Previous to 1990 I made my living as a land surveyor and civil engineering technician. I began playing old-time southern fiddle music in 1974 and that led to an interest in violins. I’d always been handy with various woodworking projects from furniture to building a 17′ sloop. In 1978 I had a bow rehaired by the bow maker at the local music store. I was so impressed with the transformation of that old violin bow that I inquired about the training involved in getting into the business.
As a result I attended the string instrument repair course at Red Wing (Minnesota) Technical College from 1978-79. Throughout the 80’s I did occasional repair work on violins and bows, keeping the more secure job of surveying. In 1990 I finally decided to make the leap and attended two sessions of bow making instruction with bow maker William Salchow at the University of New Hampshire. In the fall of 1990 I began bow making full-time. It worked!

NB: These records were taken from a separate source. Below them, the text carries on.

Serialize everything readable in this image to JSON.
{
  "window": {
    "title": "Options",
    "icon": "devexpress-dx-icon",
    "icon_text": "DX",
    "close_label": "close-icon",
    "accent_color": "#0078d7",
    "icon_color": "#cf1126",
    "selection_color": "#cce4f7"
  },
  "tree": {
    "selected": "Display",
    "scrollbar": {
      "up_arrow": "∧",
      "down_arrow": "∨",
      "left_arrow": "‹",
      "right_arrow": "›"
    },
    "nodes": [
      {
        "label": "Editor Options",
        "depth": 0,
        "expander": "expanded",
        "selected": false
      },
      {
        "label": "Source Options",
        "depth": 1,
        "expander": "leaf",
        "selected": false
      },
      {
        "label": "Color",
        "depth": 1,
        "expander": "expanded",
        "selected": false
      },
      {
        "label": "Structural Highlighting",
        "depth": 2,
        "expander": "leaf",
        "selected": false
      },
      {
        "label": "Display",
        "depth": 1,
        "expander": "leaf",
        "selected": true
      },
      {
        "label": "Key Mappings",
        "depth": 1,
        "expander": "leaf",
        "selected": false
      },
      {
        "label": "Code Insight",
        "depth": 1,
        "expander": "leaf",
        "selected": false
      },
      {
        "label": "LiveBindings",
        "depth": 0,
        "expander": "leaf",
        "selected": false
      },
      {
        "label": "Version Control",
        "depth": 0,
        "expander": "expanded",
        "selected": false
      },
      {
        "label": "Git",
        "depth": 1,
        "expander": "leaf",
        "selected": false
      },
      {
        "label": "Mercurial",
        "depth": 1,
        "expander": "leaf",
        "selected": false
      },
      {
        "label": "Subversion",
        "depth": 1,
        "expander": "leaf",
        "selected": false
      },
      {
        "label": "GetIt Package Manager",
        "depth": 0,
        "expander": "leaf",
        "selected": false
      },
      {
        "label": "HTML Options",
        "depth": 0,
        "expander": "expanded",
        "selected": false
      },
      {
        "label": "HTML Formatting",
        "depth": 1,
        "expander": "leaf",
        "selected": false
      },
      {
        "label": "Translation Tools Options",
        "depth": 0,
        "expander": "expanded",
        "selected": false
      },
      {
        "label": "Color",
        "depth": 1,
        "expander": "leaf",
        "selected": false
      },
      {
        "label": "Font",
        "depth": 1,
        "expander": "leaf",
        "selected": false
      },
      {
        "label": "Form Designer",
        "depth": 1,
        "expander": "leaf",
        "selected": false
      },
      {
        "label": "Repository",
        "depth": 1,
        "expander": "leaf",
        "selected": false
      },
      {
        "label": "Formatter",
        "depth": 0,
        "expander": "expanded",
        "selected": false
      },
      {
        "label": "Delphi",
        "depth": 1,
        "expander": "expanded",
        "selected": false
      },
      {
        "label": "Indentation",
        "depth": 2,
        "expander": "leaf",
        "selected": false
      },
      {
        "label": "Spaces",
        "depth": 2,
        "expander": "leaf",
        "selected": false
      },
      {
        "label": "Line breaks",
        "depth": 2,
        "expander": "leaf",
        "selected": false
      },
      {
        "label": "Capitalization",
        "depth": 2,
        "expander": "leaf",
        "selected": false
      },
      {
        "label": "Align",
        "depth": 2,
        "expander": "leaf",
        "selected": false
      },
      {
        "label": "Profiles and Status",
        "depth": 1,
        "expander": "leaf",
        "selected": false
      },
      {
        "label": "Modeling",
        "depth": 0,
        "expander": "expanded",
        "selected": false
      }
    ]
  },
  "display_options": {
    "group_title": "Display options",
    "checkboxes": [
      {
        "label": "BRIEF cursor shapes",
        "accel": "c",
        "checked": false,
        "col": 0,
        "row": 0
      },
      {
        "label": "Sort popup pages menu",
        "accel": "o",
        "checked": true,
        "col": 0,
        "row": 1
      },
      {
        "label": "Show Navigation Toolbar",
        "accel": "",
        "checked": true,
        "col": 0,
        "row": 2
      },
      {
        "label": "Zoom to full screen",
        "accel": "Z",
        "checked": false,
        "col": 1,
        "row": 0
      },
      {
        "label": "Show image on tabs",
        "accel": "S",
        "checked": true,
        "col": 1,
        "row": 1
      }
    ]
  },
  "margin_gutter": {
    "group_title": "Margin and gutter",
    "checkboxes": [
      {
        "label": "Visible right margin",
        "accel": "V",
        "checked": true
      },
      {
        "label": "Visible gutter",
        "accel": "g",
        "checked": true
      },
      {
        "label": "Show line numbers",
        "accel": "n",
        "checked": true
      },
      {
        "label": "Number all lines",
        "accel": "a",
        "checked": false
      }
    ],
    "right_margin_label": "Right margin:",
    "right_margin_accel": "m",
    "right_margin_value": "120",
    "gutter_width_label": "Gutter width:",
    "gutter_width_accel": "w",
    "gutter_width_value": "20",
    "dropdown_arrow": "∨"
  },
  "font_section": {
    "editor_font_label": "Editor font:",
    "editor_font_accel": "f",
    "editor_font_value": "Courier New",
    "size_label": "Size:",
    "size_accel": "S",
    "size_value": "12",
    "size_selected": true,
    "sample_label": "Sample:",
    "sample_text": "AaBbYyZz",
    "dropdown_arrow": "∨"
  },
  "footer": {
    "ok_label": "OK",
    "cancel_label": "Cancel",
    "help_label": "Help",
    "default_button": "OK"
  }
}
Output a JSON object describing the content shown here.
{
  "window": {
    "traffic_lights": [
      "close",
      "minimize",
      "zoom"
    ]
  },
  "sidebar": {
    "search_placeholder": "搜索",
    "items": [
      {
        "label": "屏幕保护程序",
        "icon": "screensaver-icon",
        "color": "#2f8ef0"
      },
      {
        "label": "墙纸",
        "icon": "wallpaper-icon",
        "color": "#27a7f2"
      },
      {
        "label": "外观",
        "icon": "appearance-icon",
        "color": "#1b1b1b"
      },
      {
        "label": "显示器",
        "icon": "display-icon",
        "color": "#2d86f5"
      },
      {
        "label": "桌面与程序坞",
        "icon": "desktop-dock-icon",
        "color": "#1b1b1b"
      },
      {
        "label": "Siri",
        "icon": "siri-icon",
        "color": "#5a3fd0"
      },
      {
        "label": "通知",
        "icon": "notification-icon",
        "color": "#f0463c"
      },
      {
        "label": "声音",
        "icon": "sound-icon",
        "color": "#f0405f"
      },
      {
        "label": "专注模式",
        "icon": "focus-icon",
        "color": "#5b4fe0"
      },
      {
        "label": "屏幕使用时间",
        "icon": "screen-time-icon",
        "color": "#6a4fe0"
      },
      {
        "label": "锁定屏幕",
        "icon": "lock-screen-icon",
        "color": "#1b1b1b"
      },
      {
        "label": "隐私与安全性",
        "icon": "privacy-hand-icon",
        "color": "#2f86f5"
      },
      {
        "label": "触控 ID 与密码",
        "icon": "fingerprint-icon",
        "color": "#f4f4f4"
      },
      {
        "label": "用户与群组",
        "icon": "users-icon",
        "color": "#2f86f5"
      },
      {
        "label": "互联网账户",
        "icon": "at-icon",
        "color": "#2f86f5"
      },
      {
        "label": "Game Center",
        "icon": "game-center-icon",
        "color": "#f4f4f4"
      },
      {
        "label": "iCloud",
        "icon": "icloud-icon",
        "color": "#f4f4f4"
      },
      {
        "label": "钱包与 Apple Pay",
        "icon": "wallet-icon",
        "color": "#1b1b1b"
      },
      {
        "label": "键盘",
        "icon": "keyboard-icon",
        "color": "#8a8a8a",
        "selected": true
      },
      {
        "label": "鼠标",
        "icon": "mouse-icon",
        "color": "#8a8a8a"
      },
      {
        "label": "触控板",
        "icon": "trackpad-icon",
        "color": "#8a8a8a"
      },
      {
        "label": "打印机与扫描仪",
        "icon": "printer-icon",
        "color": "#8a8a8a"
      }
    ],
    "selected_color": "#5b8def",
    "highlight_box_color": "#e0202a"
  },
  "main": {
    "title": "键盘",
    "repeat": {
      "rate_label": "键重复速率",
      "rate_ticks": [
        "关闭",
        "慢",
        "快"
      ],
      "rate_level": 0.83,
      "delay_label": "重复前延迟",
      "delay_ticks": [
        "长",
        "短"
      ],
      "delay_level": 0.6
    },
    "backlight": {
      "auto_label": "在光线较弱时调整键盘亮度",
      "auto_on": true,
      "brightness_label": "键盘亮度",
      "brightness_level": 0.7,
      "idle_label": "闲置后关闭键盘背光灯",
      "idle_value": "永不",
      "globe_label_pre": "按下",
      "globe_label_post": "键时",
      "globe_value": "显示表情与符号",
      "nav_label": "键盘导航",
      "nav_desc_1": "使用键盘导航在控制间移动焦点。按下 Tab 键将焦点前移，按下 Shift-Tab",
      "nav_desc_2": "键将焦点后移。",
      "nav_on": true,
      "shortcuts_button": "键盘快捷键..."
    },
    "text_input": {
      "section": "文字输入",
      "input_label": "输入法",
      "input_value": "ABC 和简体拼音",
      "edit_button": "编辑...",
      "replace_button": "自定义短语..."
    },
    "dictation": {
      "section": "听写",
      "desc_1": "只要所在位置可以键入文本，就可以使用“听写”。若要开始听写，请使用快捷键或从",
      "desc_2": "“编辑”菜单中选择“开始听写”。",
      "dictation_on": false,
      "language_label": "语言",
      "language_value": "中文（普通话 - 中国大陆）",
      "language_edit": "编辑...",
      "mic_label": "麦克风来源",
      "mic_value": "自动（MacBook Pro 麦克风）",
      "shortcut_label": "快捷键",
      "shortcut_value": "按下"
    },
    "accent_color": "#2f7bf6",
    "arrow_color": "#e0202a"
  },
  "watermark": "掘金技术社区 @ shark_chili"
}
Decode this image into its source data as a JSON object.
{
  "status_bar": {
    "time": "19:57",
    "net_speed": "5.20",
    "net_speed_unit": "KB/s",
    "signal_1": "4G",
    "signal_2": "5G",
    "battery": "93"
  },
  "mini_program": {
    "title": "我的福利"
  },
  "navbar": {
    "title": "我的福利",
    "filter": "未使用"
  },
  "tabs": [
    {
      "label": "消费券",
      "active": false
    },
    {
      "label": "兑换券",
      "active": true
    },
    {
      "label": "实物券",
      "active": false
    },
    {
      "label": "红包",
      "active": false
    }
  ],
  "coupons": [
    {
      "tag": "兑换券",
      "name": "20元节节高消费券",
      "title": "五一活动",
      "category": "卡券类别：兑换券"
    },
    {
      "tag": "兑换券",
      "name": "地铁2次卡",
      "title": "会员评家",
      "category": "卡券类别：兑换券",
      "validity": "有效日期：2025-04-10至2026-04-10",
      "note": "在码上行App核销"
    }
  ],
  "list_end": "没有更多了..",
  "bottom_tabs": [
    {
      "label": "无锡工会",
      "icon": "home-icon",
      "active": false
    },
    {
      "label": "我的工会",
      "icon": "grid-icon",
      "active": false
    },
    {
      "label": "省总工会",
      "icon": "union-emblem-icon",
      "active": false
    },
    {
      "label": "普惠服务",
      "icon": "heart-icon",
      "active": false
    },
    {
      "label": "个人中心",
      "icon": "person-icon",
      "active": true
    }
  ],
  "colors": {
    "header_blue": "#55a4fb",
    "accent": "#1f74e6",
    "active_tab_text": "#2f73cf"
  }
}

By the mid 90’s I had been successful in placing bows with some of the best players in the world. I continue to serve musicians around the world and am happy to be working in a trade that is tremendously satisfying and infinitely challenging. I’ll never learn all there is about this fascinating craft, which insures a never-ending interest in it. Every summer since 1996 I’ve attended a two-week workshop at Oberlin College where bow makers from around the world get together and swap techniques and ideas and share close camaraderie.